* **WHAT THE EXERCISE ASKS**: Repeat the entries that follow from start to finish, keeping every character.

──────── DATA SHOWN ────────

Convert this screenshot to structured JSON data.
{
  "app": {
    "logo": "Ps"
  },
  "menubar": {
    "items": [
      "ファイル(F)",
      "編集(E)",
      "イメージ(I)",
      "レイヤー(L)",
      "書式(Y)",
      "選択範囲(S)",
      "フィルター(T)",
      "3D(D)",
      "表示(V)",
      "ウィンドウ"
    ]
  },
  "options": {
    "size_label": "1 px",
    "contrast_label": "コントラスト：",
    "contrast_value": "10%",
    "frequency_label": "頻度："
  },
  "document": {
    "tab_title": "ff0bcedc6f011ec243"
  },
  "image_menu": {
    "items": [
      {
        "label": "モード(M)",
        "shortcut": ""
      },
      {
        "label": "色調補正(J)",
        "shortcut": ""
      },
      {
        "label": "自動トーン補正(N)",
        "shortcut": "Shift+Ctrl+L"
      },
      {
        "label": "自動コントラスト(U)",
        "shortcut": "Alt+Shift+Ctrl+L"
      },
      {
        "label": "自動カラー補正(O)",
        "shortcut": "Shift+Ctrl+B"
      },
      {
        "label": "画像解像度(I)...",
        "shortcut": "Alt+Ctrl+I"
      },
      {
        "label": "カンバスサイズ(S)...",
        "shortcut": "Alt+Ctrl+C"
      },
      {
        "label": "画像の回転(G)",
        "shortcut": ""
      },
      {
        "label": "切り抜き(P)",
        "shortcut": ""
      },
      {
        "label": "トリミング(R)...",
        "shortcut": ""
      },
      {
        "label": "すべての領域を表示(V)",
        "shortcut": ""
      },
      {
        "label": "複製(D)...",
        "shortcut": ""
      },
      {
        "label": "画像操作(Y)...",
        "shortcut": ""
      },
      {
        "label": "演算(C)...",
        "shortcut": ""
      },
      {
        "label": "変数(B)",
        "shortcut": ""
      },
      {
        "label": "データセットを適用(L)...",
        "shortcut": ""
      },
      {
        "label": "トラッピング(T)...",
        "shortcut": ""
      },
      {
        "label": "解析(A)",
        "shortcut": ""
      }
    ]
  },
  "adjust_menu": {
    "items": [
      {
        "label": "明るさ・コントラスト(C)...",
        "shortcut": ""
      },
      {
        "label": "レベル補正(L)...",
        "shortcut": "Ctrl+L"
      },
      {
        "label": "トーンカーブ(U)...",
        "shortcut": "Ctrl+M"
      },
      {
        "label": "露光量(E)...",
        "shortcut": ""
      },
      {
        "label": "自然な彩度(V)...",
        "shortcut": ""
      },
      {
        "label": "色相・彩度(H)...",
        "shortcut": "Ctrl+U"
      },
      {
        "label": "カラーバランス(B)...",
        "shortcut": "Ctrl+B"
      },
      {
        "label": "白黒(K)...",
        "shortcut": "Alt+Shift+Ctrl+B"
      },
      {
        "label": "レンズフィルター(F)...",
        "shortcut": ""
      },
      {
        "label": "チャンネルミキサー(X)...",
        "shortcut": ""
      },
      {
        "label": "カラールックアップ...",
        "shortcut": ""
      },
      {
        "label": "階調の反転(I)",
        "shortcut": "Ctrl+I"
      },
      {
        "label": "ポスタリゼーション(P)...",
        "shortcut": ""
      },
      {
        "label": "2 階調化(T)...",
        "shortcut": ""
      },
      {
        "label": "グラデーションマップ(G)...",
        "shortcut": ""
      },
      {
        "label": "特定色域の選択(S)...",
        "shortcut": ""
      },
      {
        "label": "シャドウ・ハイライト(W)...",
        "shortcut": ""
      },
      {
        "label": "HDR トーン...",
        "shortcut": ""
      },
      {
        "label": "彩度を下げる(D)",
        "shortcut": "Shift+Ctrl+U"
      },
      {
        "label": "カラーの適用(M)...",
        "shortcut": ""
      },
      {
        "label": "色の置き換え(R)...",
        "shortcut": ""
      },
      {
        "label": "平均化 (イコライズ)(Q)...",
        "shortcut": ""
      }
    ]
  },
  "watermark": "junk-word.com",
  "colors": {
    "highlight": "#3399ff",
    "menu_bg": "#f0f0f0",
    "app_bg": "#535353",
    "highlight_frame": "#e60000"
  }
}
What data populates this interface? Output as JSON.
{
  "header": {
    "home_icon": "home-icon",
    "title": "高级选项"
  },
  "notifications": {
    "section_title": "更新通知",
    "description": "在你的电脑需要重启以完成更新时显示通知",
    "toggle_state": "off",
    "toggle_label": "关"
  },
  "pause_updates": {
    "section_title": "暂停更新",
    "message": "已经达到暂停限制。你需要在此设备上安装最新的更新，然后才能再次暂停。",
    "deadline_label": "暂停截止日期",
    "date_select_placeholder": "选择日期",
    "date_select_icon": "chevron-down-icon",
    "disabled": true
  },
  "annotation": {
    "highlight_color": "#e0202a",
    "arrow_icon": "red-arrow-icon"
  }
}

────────

* **RESULT OF THIS TASK**:
Convert this screenshot to structured JSON data.
{
  "app": {
    "logo": "Ps"
  },
  "menubar": {
    "items": [
      "ファイル(F)",
      "編集(E)",
      "イメージ(I)",
      "レイヤー(L)",
      "書式(Y)",
      "選択範囲(S)",
      "フィルター(T)",
      "3D(D)",
      "表示(V)",
      "ウィンドウ"
    ]
  },
  "options": {
    "size_label": "1 px",
    "contrast_label": "コントラスト：",
    "contrast_value": "10%",
    "frequency_label": "頻度："
  },
  "document": {
    "tab_title": "ff0bcedc6f011ec243"
  },
  "image_menu": {
    "items": [
      {
        "label": "モード(M)",
        "shortcut": ""
      },
      {
        "label": "色調補正(J)",
        "shortcut": ""
      },
      {
        "label": "自動トーン補正(N)",
        "shortcut": "Shift+Ctrl+L"
      },
      {
        "label": "自動コントラスト(U)",
        "shortcut": "Alt+Shift+Ctrl+L"
      },
      {
        "label": "自動カラー補正(O)",
        "shortcut": "Shift+Ctrl+B"
      },
      {
        "label": "画像解像度(I)...",
        "shortcut": "Alt+Ctrl+I"
      },
      {
        "label": "カンバスサイズ(S)...",
        "shortcut": "Alt+Ctrl+C"
      },
      {
        "label": "画像の回転(G)",
        "shortcut": ""
      },
      {
        "label": "切り抜き(P)",
        "shortcut": ""
      },
      {
        "label": "トリミング(R)...",
        "shortcut": ""
      },
      {
        "label": "すべての領域を表示(V)",
        "shortcut": ""
      },
      {
        "label": "複製(D)...",
        "shortcut": ""
      },
      {
        "label": "画像操作(Y)...",
        "shortcut": ""
      },
      {
        "label": "演算(C)...",
        "shortcut": ""
      },
      {
        "label": "変数(B)",
        "shortcut": ""
      },
      {
        "label": "データセットを適用(L)...",
        "shortcut": ""
      },
      {
        "label": "トラッピング(T)...",
        "shortcut": ""
      },
      {
        "label": "解析(A)",
        "shortcut": ""
      }
    ]
  },
  "adjust_menu": {
    "items": [
      {
        "label": "明るさ・コントラスト(C)...",
        "shortcut": ""
      },
      {
        "label": "レベル補正(L)...",
        "shortcut": "Ctrl+L"
      },
      {
        "label": "トーンカーブ(U)...",
        "shortcut": "Ctrl+M"
      },
      {
        "label": "露光量(E)...",
        "shortcut": ""
      },
      {
        "label": "自然な彩度(V)...",
        "shortcut": ""
      },
      {
        "label": "色相・彩度(H)...",
        "shortcut": "Ctrl+U"
      },
      {
        "label": "カラーバランス(B)...",
        "shortcut": "Ctrl+B"
      },
      {
        "label": "白黒(K)...",
        "shortcut": "Alt+Shift+Ctrl+B"
      },
      {
        "label": "レンズフィルター(F)...",
        "shortcut": ""
      },
      {
        "label": "チャンネルミキサー(X)...",
        "shortcut": ""
      },
      {
        "label": "カラールックアップ...",
        "shortcut": ""
      },
      {
        "label": "階調の反転(I)",
        "shortcut": "Ctrl+I"
      },
      {
        "label": "ポスタリゼーション(P)...",
        "shortcut": ""
      },
      {
        "label": "2 階調化(T)...",
        "shortcut": ""
      },
      {
        "label": "グラデーションマップ(G)...",
        "shortcut": ""
      },
      {
        "label": "特定色域の選択(S)...",
        "shortcut": ""
      },
      {
        "label": "シャドウ・ハイライト(W)...",
        "shortcut": ""
      },
      {
        "label": "HDR トーン...",
        "shortcut": ""
      },
      {
        "label": "彩度を下げる(D)",
        "shortcut": "Shift+Ctrl+U"
      },
      {
        "label": "カラーの適用(M)...",
        "shortcut": ""
      },
      {
        "label": "色の置き換え(R)...",
        "shortcut": ""
      },
      {
        "label": "平均化 (イコライズ)(Q)...",
        "shortcut": ""
      }
    ]
  },
  "watermark": "junk-word.com",
  "colors": {
    "highlight": "#3399ff",
    "menu_bg": "#f0f0f0",
    "app_bg": "#535353",
    "highlight_frame": "#e60000"
  }
}
What data populates this interface? Output as JSON.
{
  "header": {
    "home_icon": "home-icon",
    "title": "高级选项"
  },
  "notifications": {
    "section_title": "更新通知",
    "description": "在你的电脑需要重启以完成更新时显示通知",
    "toggle_state": "off",
    "toggle_label": "关"
  },
  "pause_updates": {
    "section_title": "暂停更新",
    "message": "已经达到暂停限制。你需要在此设备上安装最新的更新，然后才能再次暂停。",
    "deadline_label": "暂停截止日期",
    "date_select_placeholder": "选择日期",
    "date_select_icon": "chevron-down-icon",
    "disabled": true
  },
  "annotation": {
    "highlight_color": "#e0202a",
    "arrow_icon": "red-arrow-icon"
  }
}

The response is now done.